Tariffs and regulations
Tariffs and duty rates are constantly revised and are subject to change without notice.
Austrade strongly recommends you reconfirm these prior to selling to Laos.
For further information please see the Laos Customs website.
Tariffs and non-tariff barriers
Laos is a member of the
Association of South East Asian Nations (ASEAN). The country is on track to reduce its tariffs on imports from other ASEAN
nations to less than 5 per cent, as required under the ASEAN Free Trade
Agreement, and tariffs on most product groups for trade with non-ASEAN
countries are less than 20 per cent. However, the regime lacks transparency
and in practice trade and investment are more heavily regulated, including
through import and export licensing.
Australia and Laos are parties to the
ASEAN–Australia–New Zealand Free Trade Agreement (AANZFTA)
which entered into force on 1 January 2010.
Laos uses the transaction value system for valuing imported goods for
taxation purposes. This means that whenever possible, the customs value is
based on the price paid by the importer to the exporter for the imported
goods. The following costs must be included in the customs value:
packing, packaging and handling costs
any fees paid to the exporters for royalties, licences, etc.
storage charges in the country of export that are paid by the importer
all escalations charged after the goods are ordered
all selling costs such as commissions that are charged to the importer
- where goods or services supplied by the importer to the exporter free or at a reduced cost that were used in the production of the goods.
Costs which may be deducted from the customs value are:
- discounts for volume purchases, payment for the goods in advance or within an agreed period (such discount must be shown on the invoice and granted before importation)
- if goods were sold by the exporter on a duty and tax paid basis, deduct the amount paid for duties and taxes
- amount paid to the exporter for work that will be performed in Laos, such as construction, erection, assembly, maintenance or technical assistance related to the imported goods (such costs must be shown separately on the invoice or in a contract).
In cases where the transaction value method cannot be used (e.g. where there is a relationship between the importer and exporter that might influence the value), one of the following methods of valuation will be used, in order:
- Transaction value of identical goods
- Transaction value of similar goods
- Deductive value
- Computed value
- Flexible value
Other general tariff information:
Amount of duties and taxes payable depends on the item declared per
category of duty, tax and excise.

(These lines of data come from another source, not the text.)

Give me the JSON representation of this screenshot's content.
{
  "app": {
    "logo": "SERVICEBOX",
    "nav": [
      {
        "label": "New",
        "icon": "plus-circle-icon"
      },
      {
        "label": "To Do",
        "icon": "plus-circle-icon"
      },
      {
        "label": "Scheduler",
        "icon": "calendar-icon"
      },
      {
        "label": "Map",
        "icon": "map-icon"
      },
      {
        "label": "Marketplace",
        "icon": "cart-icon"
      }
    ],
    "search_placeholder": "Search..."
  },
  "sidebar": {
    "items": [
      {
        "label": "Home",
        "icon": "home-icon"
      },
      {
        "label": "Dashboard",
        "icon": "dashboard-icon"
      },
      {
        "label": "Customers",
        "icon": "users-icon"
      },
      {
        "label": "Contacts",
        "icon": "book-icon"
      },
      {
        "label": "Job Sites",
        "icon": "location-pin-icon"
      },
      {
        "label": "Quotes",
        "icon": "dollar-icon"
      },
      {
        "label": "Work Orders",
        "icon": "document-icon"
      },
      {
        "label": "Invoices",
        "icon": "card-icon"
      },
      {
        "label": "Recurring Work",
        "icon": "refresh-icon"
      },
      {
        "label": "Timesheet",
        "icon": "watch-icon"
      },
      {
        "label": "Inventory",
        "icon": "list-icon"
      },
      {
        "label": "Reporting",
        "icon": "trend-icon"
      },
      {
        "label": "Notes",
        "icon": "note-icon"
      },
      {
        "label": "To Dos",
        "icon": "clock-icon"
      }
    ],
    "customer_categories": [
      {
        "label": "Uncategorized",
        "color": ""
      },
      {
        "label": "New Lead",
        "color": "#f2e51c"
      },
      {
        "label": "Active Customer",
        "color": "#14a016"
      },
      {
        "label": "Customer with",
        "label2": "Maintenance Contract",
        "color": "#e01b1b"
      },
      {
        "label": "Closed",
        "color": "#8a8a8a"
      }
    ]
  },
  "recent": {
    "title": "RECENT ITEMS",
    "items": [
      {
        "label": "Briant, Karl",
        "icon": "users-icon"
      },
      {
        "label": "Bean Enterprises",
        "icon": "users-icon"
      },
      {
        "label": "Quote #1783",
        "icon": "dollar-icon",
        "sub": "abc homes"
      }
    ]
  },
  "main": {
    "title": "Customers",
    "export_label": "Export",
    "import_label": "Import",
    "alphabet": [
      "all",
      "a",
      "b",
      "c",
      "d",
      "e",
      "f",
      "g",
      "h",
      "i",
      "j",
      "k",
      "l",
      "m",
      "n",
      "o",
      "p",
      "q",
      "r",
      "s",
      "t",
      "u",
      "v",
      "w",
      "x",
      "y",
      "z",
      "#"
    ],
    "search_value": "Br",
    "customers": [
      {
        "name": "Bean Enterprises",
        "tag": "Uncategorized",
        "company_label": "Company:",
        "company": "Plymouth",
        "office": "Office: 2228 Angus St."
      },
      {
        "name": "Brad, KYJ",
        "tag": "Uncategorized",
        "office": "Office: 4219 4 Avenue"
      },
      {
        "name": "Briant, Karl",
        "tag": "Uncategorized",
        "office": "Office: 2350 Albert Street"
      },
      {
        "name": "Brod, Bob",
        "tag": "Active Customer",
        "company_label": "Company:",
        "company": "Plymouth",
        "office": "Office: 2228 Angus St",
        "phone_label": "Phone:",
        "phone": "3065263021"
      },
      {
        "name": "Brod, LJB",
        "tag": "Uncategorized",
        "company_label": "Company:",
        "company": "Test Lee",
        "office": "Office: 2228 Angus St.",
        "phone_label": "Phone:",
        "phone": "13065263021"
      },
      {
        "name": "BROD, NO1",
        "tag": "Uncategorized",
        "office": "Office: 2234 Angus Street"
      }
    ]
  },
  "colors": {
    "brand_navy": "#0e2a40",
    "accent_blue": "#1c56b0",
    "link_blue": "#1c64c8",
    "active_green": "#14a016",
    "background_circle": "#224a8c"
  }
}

Duty rate is calculated on the
customs value. The tax is calculated on the customs value plus the duty
payable. The excise tax is calculated on the customs value plus duty
payable plus tax payable.
The importer of commercial goods into Laos is responsible for the
self-assessment of the duty and tax liabilities on all goods imported.
This means that the importer or his authorised agent must prepare all
necessary documents for presentation to customs.
An importer has the right to request customs to reconsider any reassessment
of value and any re-determination of tariff classification.
Further, the importer has the right to appeal the customs reassessment notice to higher authorities.
All imports and exports are subject to a strict system of licensing. All importers must have a valid license and must operate according to certain state directives.
Goods prohibited for import include:
hazardous chemical substances
other dangerous industrial products
Product certification, labelling and packaging
Food product labels are required to indicate the following:
- name of product
- registration number for food products
- name and location of producers or company that packed products for distribution
- country that produced the product
- quantity of product (expressed in metric units)
- if available, advice on storage, preparation methods, and use of preservatives and colourings
Goods should be carefully packed to protect against adverse weather conditions, particularly heat and humidity. There is no cold storage in Laos.
Methods of quoting and payment
Quotes are usually on a cost, insurance and freight basis in US dollars. Initial transactions should be by a confirmed, irrevocable letter of credit.
A pro-forma invoice is required for the establishment of a letter of
The following documentation is required to enable goods to be cleared
through Laos Customs:
airway bill or bill of lading (two copies)
commercial invoice indicating the buyer and seller of the goods and
price paid (two copies)
cargo control document (three copies)
import permit issued by a relevant Ministry or Department (two copies)
certificate of origin (two copies)
declaration form (three sets)
Public Health Requirements
For public health reasons, the import of certain agricultural products, livestock, fish, drugs and food is subject to procedures requiring certain documents to be presented and approved by the agency responsible for enforcing the relevant regulations and certain obligations to be observed.